       Me?  I'm thinking about Zen And The Art Of Motorcycle Maintenance -- a great book that I never would have read if it hadn't been recommended to me by a good friend.  Thanks, Steve.  

       Feel free to add your bit in the comments section below.  Suggest a title.  Talk about it.  Or just comment on other peoples' suggestions.  Don't wait for my review of Zen and the Art to appear before you introduce yours.  It was twenty five years, no joke, from the time that Steve recommended it, until the time that I bought the book at a used book sale, so don't be surprised if my comment is delayed a bit. 

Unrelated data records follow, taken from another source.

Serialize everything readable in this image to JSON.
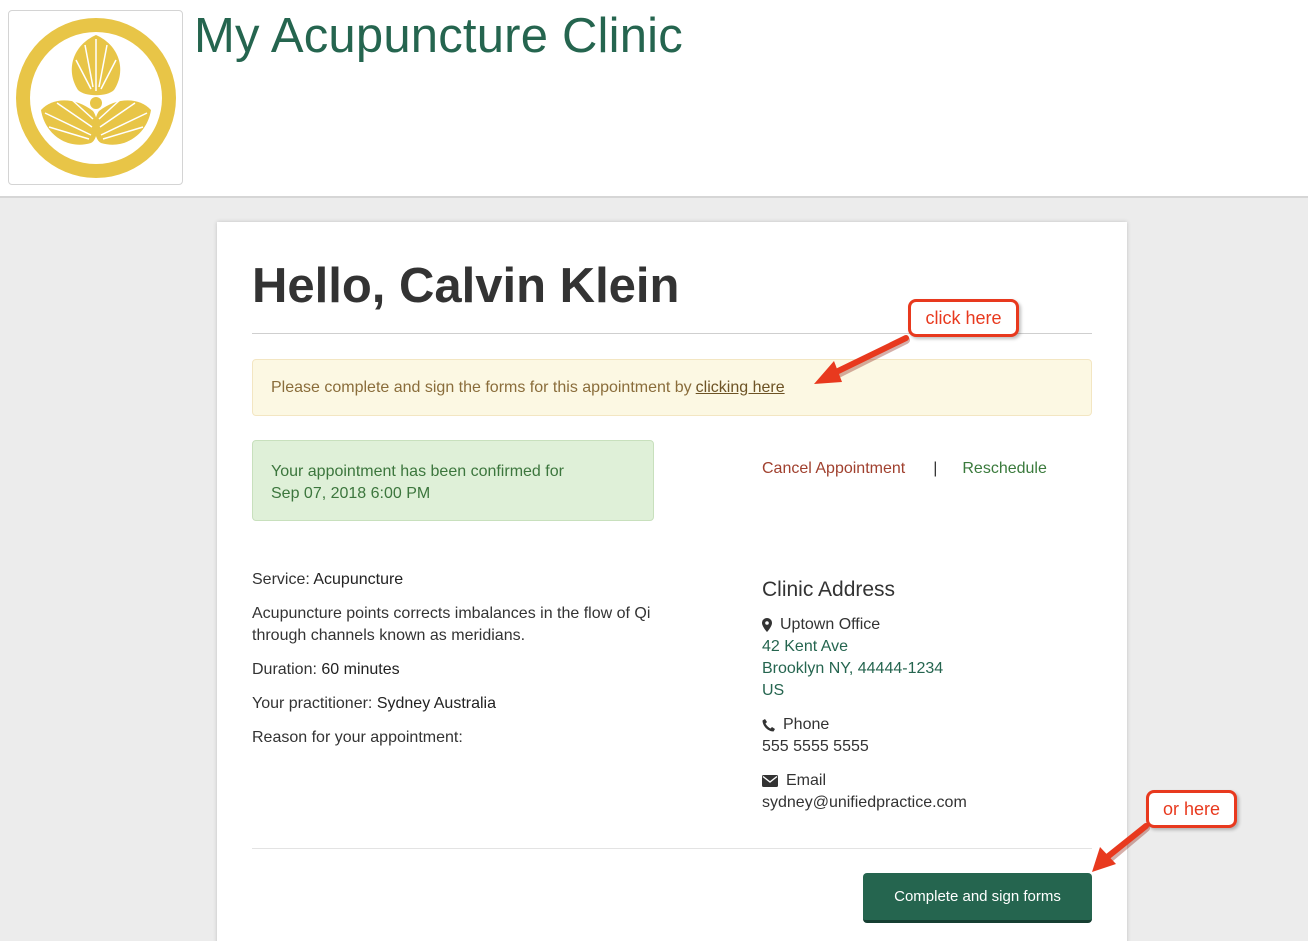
{
  "header": {
    "clinic_name": "My Acupuncture Clinic",
    "logo_icon": "gold-crest-logo"
  },
  "greeting": "Hello, Calvin Klein",
  "forms_alert": {
    "text": "Please complete and sign the forms for this appointment by",
    "link": "clicking here"
  },
  "confirmation": {
    "line1": "Your appointment has been confirmed for",
    "line2": "Sep 07, 2018 6:00 PM"
  },
  "actions": {
    "cancel": "Cancel Appointment",
    "separator": "|",
    "reschedule": "Reschedule"
  },
  "details": {
    "service_label": "Service:",
    "service_value": "Acupuncture",
    "description": "Acupuncture points corrects imbalances in the flow of Qi through channels known as meridians.",
    "duration_label": "Duration:",
    "duration_value": "60 minutes",
    "practitioner_label": "Your practitioner:",
    "practitioner_value": "Sydney Australia",
    "reason_label": "Reason for your appointment:"
  },
  "clinic_address": {
    "heading": "Clinic Address",
    "office": "Uptown Office",
    "street": "42 Kent Ave",
    "city": "Brooklyn NY, 44444-1234",
    "country": "US",
    "phone_label": "Phone",
    "phone": "555 5555 5555",
    "email_label": "Email",
    "email": "sydney@unifiedpractice.com"
  },
  "button": {
    "complete_forms": "Complete and sign forms"
  },
  "annotations": {
    "callout1": "click here",
    "callout2": "or here"
  },
  "colors": {
    "brand_green": "#25654f",
    "callout_red": "#e8391e",
    "logo_gold": "#e8c547"
  }
}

       So, whether you're coming to this post in the first five minutes after it appears, or the next five weeks, or after five years (will this blog be here?), dive in.  See you in the comments section.


Wednesday, October 20, 2010

This One Is For Joe Sobran

       Joe Sobran passed away last week at the age of 64.   I remember him from the days, back in the 80s, when Reagan was in the White House.  At that time I was a regular subscriber to National Review, and Joe was the editor of it.

       Somewhere in his writings he indicates that he was undergoing a slow but serious change in political philosophy -- he would eventually distance himself from the "established conservative" movement.  Politically, he grew to like and trust the libertarian Murray Rothbard; spiritually, I believe, he sought increasingly to be shaped by the moral philosophy of the Catholic faith.  Good, and very good.

       I, too, was changing:  as the conservative movement drifted from principled opposition to communist tyranny, and replaced its ideals with mere military-industrial opportunism, I began to see less to like, and more to be concerned about:  Gulf War I, for example.  It began, in the H. W. Bush administration, with the April Glaspie affair, and concluded with an unseemly military triumphalism.  "Conservatism" under Republican Establishment management was becoming associated with fiscal irresponsibility, deceit, policy reversals, treachery toward other nations, and dishonorable treatment of former enemies.  And lots of bullying war.

       A couple of years later, I read (in National Review) that William F. Buckley, the magazine's owner, had fired Joe Sobran, the magazine's long-time editor and featured writer.  I remember the infamous Buckley article, "In Search of Anti-Semitism," that accompanied Sobran's exit.  I was puzzled by the flap; I didn't know the gory details, and Buckley's prose came across to me as murky.  Soon after, for reasons I don't remember, I let my subscription to NR lapse.  Maybe I lost confidence;  maybe I just lost interest.

       The long and the short of it is that I lost contact with the very fine mind of Joe Sobran for about a decade;  I reconnected a few years ago.  Thank goodness.  Joe affects my political philosophy like Wendell Berry affects my natural philosophy.  Each one says to me, "This is what you can think; indeed, what you might already have thought, if you were a smarter, wiser, clearer thinker."  Like drinking water from springs, I cannot tell whether it is from last week's local rainfall, or groundwater that has been resting for thousands of years -- what matters is that it is clear and good.

       Well, Joe's gone now.  I saw a recent picture of him.  His serious ailments had devastated him, and I thought he looked terrible.

       No matter:  the Resurrection will take care of all that at the right time.  His spirit has moved to higher places, and we can still share some of his good mind.  I am glad for his part in the Great Conversation.


       I hope that some of you will post your comments.  Please be patient, if the comment thing doesn't work right away.

Monday, October 18, 2010

Hello, world!

       When I first learned a computer language several decades ago, I was introduced to the common custom among programmers that the first program should simply be getting the computer to display the words, "Hello, world!"

       And when I began to write, I noticed a strong inner tendency to preface myself.  Like the nervous speechmaker who begins with: "Before I begin speaking, I would just like to say . . ."

       So before I begin posting, I would just like to post . . .                                                                                          

       Hello, world!